> _Work task_: What lines in the data hold the string "true"? Show them.
[Task data Boundary: Start]
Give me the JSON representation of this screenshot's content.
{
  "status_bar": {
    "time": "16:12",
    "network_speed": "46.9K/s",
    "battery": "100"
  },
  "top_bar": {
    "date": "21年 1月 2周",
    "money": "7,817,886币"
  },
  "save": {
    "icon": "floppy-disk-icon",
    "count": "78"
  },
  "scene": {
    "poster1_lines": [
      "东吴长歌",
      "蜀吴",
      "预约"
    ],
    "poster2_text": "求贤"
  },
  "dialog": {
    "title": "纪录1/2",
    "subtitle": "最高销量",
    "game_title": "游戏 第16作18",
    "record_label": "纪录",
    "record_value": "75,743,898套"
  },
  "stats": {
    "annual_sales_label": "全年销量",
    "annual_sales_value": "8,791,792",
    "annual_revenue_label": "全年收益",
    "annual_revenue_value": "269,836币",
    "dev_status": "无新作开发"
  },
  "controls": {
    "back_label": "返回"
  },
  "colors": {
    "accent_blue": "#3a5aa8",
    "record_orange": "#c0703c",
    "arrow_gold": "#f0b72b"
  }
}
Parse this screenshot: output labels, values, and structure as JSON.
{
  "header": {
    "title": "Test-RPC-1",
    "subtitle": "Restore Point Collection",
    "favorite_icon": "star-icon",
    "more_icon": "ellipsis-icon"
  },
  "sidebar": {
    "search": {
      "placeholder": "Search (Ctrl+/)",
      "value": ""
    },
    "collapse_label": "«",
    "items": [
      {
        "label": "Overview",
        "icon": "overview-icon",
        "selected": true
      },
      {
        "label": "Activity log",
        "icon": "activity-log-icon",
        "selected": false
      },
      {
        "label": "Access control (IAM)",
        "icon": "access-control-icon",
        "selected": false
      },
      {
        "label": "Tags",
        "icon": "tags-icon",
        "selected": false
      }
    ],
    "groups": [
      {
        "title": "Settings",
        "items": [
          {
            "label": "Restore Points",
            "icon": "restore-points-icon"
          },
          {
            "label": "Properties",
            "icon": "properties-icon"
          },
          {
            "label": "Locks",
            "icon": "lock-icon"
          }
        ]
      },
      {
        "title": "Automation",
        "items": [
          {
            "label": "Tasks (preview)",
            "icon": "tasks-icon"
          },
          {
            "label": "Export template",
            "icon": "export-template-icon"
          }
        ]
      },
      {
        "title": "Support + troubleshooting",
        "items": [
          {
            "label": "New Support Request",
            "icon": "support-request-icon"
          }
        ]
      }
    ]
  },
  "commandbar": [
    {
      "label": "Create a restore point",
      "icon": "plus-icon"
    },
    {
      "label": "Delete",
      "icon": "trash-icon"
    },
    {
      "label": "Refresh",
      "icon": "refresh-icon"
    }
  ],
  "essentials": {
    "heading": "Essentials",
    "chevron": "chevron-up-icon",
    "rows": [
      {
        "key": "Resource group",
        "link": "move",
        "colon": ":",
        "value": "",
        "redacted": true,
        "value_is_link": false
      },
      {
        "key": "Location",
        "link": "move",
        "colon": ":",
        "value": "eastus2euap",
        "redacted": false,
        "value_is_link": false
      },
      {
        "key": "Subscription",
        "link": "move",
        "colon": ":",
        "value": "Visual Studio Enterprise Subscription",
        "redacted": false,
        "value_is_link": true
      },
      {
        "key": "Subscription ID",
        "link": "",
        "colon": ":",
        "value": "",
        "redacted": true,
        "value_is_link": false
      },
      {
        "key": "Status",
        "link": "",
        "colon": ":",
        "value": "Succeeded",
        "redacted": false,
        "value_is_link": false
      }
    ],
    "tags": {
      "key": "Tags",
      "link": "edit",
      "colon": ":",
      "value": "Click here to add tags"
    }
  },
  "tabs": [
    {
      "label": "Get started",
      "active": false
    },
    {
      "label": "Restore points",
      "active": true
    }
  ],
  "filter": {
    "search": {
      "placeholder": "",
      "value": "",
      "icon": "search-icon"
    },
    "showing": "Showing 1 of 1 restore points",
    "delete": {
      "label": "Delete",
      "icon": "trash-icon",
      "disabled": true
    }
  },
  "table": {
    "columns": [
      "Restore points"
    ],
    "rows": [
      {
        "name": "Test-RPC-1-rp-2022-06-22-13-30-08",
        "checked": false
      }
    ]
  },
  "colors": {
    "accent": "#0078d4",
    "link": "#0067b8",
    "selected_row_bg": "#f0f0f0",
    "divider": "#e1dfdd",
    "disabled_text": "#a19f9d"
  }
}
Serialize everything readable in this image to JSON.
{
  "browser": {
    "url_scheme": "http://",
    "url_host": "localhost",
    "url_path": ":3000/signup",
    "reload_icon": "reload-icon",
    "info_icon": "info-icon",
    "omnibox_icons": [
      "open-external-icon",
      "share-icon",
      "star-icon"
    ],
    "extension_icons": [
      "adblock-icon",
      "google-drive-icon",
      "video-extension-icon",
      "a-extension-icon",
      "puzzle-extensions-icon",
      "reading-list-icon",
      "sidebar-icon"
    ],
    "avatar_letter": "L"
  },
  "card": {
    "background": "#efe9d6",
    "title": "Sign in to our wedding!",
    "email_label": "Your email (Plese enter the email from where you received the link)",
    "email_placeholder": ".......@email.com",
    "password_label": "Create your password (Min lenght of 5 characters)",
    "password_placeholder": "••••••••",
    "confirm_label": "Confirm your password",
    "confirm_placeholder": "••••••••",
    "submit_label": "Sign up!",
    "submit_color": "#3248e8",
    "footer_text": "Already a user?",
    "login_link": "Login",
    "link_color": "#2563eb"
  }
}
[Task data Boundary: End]
> _Final answer_:
        "selected": true
        "redacted": true,
        "value_is_link": true
        "redacted": true,
      "active": true
      "disabled": true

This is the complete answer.